Directions: Line by line, repeat the material below exactly and leave the images out.

Data to use:
☆ ☆ ☆ ☆ ☆ ☆ ☆

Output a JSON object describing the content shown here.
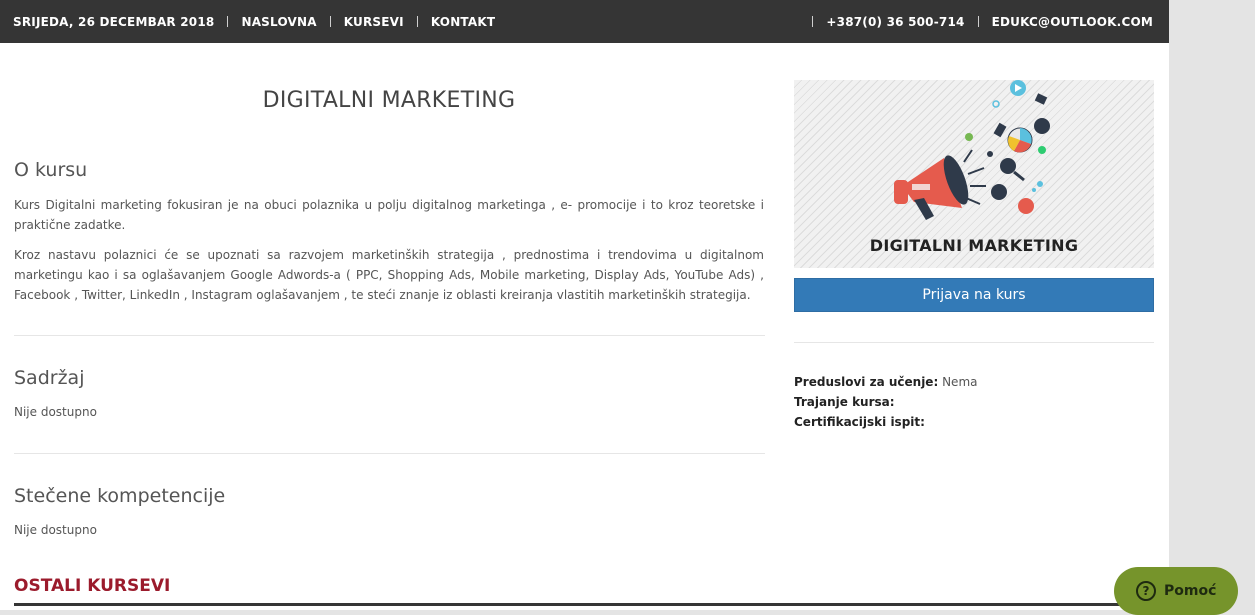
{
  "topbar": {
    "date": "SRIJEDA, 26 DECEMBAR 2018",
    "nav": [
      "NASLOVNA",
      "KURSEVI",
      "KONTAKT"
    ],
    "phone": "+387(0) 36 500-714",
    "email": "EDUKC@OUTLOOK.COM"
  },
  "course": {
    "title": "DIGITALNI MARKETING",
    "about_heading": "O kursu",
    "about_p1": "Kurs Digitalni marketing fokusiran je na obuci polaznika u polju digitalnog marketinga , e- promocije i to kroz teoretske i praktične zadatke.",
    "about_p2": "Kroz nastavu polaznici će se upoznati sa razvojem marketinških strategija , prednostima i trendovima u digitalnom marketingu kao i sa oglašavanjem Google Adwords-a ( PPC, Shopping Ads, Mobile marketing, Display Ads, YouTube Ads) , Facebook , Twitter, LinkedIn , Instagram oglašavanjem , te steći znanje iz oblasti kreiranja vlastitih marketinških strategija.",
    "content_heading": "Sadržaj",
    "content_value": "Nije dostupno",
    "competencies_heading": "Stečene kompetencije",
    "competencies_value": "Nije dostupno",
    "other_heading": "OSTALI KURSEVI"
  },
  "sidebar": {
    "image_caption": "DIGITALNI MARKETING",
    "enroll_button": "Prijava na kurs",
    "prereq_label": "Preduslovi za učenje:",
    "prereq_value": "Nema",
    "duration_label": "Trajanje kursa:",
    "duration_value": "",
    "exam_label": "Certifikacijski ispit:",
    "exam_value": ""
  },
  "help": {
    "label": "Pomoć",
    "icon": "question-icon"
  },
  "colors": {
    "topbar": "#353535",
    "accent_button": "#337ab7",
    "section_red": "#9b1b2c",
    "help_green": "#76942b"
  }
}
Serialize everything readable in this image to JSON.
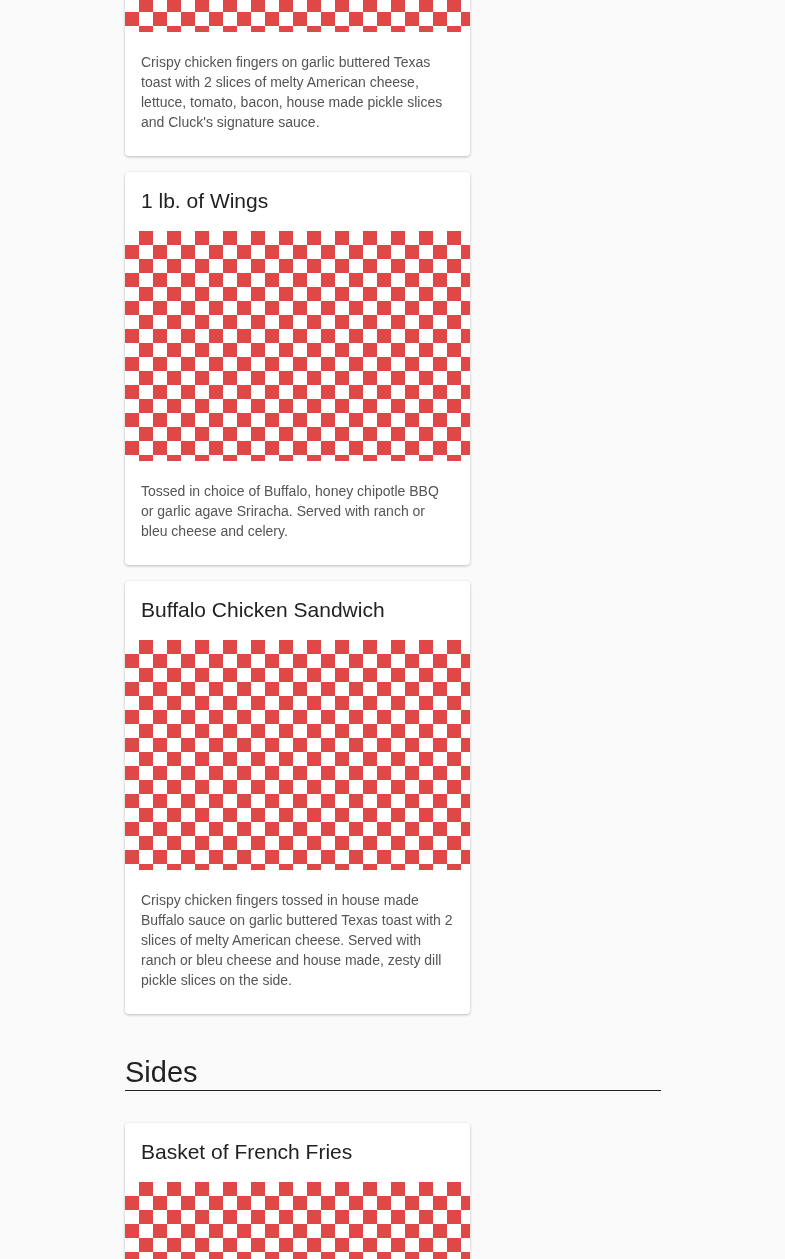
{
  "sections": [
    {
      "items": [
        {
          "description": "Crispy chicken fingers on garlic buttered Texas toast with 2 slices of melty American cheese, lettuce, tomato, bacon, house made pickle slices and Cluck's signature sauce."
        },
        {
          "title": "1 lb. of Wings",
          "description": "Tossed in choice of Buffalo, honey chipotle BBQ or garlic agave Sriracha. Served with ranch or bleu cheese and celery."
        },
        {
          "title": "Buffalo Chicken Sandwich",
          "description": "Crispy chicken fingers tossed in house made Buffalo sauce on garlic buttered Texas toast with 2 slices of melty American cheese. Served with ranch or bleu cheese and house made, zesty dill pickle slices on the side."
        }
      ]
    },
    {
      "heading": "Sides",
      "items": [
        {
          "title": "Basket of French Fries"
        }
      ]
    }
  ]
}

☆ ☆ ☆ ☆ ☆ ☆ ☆

Result for this exercise:
Output a JSON object describing the content shown here.
{
  "topbar": {
    "date": "SRIJEDA, 26 DECEMBAR 2018",
    "nav": [
      "NASLOVNA",
      "KURSEVI",
      "KONTAKT"
    ],
    "phone": "+387(0) 36 500-714",
    "email": "EDUKC@OUTLOOK.COM"
  },
  "course": {
    "title": "DIGITALNI MARKETING",
    "about_heading": "O kursu",
    "about_p1": "Kurs Digitalni marketing fokusiran je na obuci polaznika u polju digitalnog marketinga , e- promocije i to kroz teoretske i praktične zadatke.",
    "about_p2": "Kroz nastavu polaznici će se upoznati sa razvojem marketinških strategija , prednostima i trendovima u digitalnom marketingu kao i sa oglašavanjem Google Adwords-a ( PPC, Shopping Ads, Mobile marketing, Display Ads, YouTube Ads) , Facebook , Twitter, LinkedIn , Instagram oglašavanjem , te steći znanje iz oblasti kreiranja vlastitih marketinških strategija.",
    "content_heading": "Sadržaj",
    "content_value": "Nije dostupno",
    "competencies_heading": "Stečene kompetencije",
    "competencies_value": "Nije dostupno",
    "other_heading": "OSTALI KURSEVI"
  },
  "sidebar": {
    "image_caption": "DIGITALNI MARKETING",
    "enroll_button": "Prijava na kurs",
    "prereq_label": "Preduslovi za učenje:",
    "prereq_value": "Nema",
    "duration_label": "Trajanje kursa:",
    "duration_value": "",
    "exam_label": "Certifikacijski ispit:",
    "exam_value": ""
  },
  "help": {
    "label": "Pomoć",
    "icon": "question-icon"
  },
  "colors": {
    "topbar": "#353535",
    "accent_button": "#337ab7",
    "section_red": "#9b1b2c",
    "help_green": "#76942b"
  }
}
Serialize everything readable in this image to JSON.
{
  "sections": [
    {
      "items": [
        {
          "description": "Crispy chicken fingers on garlic buttered Texas toast with 2 slices of melty American cheese, lettuce, tomato, bacon, house made pickle slices and Cluck's signature sauce."
        },
        {
          "title": "1 lb. of Wings",
          "description": "Tossed in choice of Buffalo, honey chipotle BBQ or garlic agave Sriracha. Served with ranch or bleu cheese and celery."
        },
        {
          "title": "Buffalo Chicken Sandwich",
          "description": "Crispy chicken fingers tossed in house made Buffalo sauce on garlic buttered Texas toast with 2 slices of melty American cheese. Served with ranch or bleu cheese and house made, zesty dill pickle slices on the side."
        }
      ]
    },
    {
      "heading": "Sides",
      "items": [
        {
          "title": "Basket of French Fries"
        }
      ]
    }
  ]
}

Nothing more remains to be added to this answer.